**Task to carry out**
Once you have read the data below, write it all out exactly.

::::::::::

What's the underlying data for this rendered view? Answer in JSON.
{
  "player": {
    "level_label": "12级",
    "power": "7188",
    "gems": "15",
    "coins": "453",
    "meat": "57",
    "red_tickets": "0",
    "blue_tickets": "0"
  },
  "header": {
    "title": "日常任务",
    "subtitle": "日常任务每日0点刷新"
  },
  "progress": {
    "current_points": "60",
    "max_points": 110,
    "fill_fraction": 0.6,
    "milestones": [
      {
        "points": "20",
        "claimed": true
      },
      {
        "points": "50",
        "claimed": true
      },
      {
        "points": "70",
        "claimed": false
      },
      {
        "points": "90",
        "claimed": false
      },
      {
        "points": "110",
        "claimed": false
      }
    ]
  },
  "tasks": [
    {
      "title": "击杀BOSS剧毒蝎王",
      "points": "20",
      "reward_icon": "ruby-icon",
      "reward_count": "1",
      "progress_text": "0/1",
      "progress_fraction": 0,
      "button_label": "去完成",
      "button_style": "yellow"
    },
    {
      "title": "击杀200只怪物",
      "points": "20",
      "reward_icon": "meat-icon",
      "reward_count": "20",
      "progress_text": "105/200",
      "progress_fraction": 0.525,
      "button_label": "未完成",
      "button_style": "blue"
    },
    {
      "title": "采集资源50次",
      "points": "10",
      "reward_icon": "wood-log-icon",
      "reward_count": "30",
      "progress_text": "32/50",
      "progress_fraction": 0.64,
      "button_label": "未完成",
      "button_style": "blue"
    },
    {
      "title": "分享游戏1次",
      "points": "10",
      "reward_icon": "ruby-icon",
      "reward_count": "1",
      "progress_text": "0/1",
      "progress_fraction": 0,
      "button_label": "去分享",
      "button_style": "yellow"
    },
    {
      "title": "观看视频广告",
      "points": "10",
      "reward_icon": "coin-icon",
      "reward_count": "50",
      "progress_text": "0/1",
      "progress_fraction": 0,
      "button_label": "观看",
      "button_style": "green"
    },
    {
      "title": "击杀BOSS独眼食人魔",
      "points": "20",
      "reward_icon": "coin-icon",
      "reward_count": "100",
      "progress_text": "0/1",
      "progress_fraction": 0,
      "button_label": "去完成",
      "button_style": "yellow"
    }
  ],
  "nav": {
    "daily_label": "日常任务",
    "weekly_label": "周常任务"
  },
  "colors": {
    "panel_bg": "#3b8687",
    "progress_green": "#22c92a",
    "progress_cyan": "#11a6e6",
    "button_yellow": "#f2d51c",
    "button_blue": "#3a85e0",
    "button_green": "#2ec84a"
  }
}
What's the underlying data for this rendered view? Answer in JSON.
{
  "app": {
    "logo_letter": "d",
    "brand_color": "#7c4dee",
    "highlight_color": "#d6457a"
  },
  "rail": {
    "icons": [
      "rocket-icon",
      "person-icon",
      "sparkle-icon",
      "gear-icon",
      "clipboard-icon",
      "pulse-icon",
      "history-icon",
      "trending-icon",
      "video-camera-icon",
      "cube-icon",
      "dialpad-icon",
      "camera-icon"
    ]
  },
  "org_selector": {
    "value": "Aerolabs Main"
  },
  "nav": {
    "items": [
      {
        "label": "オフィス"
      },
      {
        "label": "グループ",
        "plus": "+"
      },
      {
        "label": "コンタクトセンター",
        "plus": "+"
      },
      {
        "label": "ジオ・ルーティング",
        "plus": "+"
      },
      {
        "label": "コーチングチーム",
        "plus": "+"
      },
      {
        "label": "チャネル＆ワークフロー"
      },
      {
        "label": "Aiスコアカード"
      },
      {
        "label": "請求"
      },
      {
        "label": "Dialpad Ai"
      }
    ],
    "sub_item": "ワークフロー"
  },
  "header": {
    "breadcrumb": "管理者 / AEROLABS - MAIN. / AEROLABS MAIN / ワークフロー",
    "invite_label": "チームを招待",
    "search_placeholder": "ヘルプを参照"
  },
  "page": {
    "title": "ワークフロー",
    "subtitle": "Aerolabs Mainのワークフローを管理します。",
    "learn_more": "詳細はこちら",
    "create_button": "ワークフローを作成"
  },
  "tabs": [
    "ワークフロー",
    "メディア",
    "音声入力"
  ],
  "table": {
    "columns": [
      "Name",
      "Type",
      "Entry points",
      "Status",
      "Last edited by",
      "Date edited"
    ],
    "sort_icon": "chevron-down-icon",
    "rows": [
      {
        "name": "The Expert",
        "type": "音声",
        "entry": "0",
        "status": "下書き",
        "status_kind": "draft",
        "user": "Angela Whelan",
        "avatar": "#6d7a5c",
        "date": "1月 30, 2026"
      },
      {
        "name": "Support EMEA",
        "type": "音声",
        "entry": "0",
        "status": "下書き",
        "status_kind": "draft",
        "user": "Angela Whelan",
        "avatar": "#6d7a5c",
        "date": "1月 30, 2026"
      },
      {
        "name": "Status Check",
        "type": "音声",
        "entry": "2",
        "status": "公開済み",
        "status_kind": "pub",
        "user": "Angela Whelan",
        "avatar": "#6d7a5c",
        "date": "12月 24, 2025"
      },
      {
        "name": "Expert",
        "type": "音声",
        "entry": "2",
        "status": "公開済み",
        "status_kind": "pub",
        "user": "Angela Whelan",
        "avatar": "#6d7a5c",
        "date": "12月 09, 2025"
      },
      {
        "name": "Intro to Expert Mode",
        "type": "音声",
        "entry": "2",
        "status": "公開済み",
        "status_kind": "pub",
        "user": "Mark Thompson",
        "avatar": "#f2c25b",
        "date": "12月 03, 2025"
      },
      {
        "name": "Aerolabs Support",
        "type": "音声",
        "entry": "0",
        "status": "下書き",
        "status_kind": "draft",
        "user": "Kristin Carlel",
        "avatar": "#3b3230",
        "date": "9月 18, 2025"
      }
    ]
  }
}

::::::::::

**The answer**
What's the underlying data for this rendered view? Answer in JSON.
{
  "player": {
    "level_label": "12级",
    "power": "7188",
    "gems": "15",
    "coins": "453",
    "meat": "57",
    "red_tickets": "0",
    "blue_tickets": "0"
  },
  "header": {
    "title": "日常任务",
    "subtitle": "日常任务每日0点刷新"
  },
  "progress": {
    "current_points": "60",
    "max_points": 110,
    "fill_fraction": 0.6,
    "milestones": [
      {
        "points": "20",
        "claimed": true
      },
      {
        "points": "50",
        "claimed": true
      },
      {
        "points": "70",
        "claimed": false
      },
      {
        "points": "90",
        "claimed": false
      },
      {
        "points": "110",
        "claimed": false
      }
    ]
  },
  "tasks": [
    {
      "title": "击杀BOSS剧毒蝎王",
      "points": "20",
      "reward_icon": "ruby-icon",
      "reward_count": "1",
      "progress_text": "0/1",
      "progress_fraction": 0,
      "button_label": "去完成",
      "button_style": "yellow"
    },
    {
      "title": "击杀200只怪物",
      "points": "20",
      "reward_icon": "meat-icon",
      "reward_count": "20",
      "progress_text": "105/200",
      "progress_fraction": 0.525,
      "button_label": "未完成",
      "button_style": "blue"
    },
    {
      "title": "采集资源50次",
      "points": "10",
      "reward_icon": "wood-log-icon",
      "reward_count": "30",
      "progress_text": "32/50",
      "progress_fraction": 0.64,
      "button_label": "未完成",
      "button_style": "blue"
    },
    {
      "title": "分享游戏1次",
      "points": "10",
      "reward_icon": "ruby-icon",
      "reward_count": "1",
      "progress_text": "0/1",
      "progress_fraction": 0,
      "button_label": "去分享",
      "button_style": "yellow"
    },
    {
      "title": "观看视频广告",
      "points": "10",
      "reward_icon": "coin-icon",
      "reward_count": "50",
      "progress_text": "0/1",
      "progress_fraction": 0,
      "button_label": "观看",
      "button_style": "green"
    },
    {
      "title": "击杀BOSS独眼食人魔",
      "points": "20",
      "reward_icon": "coin-icon",
      "reward_count": "100",
      "progress_text": "0/1",
      "progress_fraction": 0,
      "button_label": "去完成",
      "button_style": "yellow"
    }
  ],
  "nav": {
    "daily_label": "日常任务",
    "weekly_label": "周常任务"
  },
  "colors": {
    "panel_bg": "#3b8687",
    "progress_green": "#22c92a",
    "progress_cyan": "#11a6e6",
    "button_yellow": "#f2d51c",
    "button_blue": "#3a85e0",
    "button_green": "#2ec84a"
  }
}
What's the underlying data for this rendered view? Answer in JSON.
{
  "app": {
    "logo_letter": "d",
    "brand_color": "#7c4dee",
    "highlight_color": "#d6457a"
  },
  "rail": {
    "icons": [
      "rocket-icon",
      "person-icon",
      "sparkle-icon",
      "gear-icon",
      "clipboard-icon",
      "pulse-icon",
      "history-icon",
      "trending-icon",
      "video-camera-icon",
      "cube-icon",
      "dialpad-icon",
      "camera-icon"
    ]
  },
  "org_selector": {
    "value": "Aerolabs Main"
  },
  "nav": {
    "items": [
      {
        "label": "オフィス"
      },
      {
        "label": "グループ",
        "plus": "+"
      },
      {
        "label": "コンタクトセンター",
        "plus": "+"
      },
      {
        "label": "ジオ・ルーティング",
        "plus": "+"
      },
      {
        "label": "コーチングチーム",
        "plus": "+"
      },
      {
        "label": "チャネル＆ワークフロー"
      },
      {
        "label": "Aiスコアカード"
      },
      {
        "label": "請求"
      },
      {
        "label": "Dialpad Ai"
      }
    ],
    "sub_item": "ワークフロー"
  },
  "header": {
    "breadcrumb": "管理者 / AEROLABS - MAIN. / AEROLABS MAIN / ワークフロー",
    "invite_label": "チームを招待",
    "search_placeholder": "ヘルプを参照"
  },
  "page": {
    "title": "ワークフロー",
    "subtitle": "Aerolabs Mainのワークフローを管理します。",
    "learn_more": "詳細はこちら",
    "create_button": "ワークフローを作成"
  },
  "tabs": [
    "ワークフロー",
    "メディア",
    "音声入力"
  ],
  "table": {
    "columns": [
      "Name",
      "Type",
      "Entry points",
      "Status",
      "Last edited by",
      "Date edited"
    ],
    "sort_icon": "chevron-down-icon",
    "rows": [
      {
        "name": "The Expert",
        "type": "音声",
        "entry": "0",
        "status": "下書き",
        "status_kind": "draft",
        "user": "Angela Whelan",
        "avatar": "#6d7a5c",
        "date": "1月 30, 2026"
      },
      {
        "name": "Support EMEA",
        "type": "音声",
        "entry": "0",
        "status": "下書き",
        "status_kind": "draft",
        "user": "Angela Whelan",
        "avatar": "#6d7a5c",
        "date": "1月 30, 2026"
      },
      {
        "name": "Status Check",
        "type": "音声",
        "entry": "2",
        "status": "公開済み",
        "status_kind": "pub",
        "user": "Angela Whelan",
        "avatar": "#6d7a5c",
        "date": "12月 24, 2025"
      },
      {
        "name": "Expert",
        "type": "音声",
        "entry": "2",
        "status": "公開済み",
        "status_kind": "pub",
        "user": "Angela Whelan",
        "avatar": "#6d7a5c",
        "date": "12月 09, 2025"
      },
      {
        "name": "Intro to Expert Mode",
        "type": "音声",
        "entry": "2",
        "status": "公開済み",
        "status_kind": "pub",
        "user": "Mark Thompson",
        "avatar": "#f2c25b",
        "date": "12月 03, 2025"
      },
      {
        "name": "Aerolabs Support",
        "type": "音声",
        "entry": "0",
        "status": "下書き",
        "status_kind": "draft",
        "user": "Kristin Carlel",
        "avatar": "#3b3230",
        "date": "9月 18, 2025"
      }
    ]
  }
}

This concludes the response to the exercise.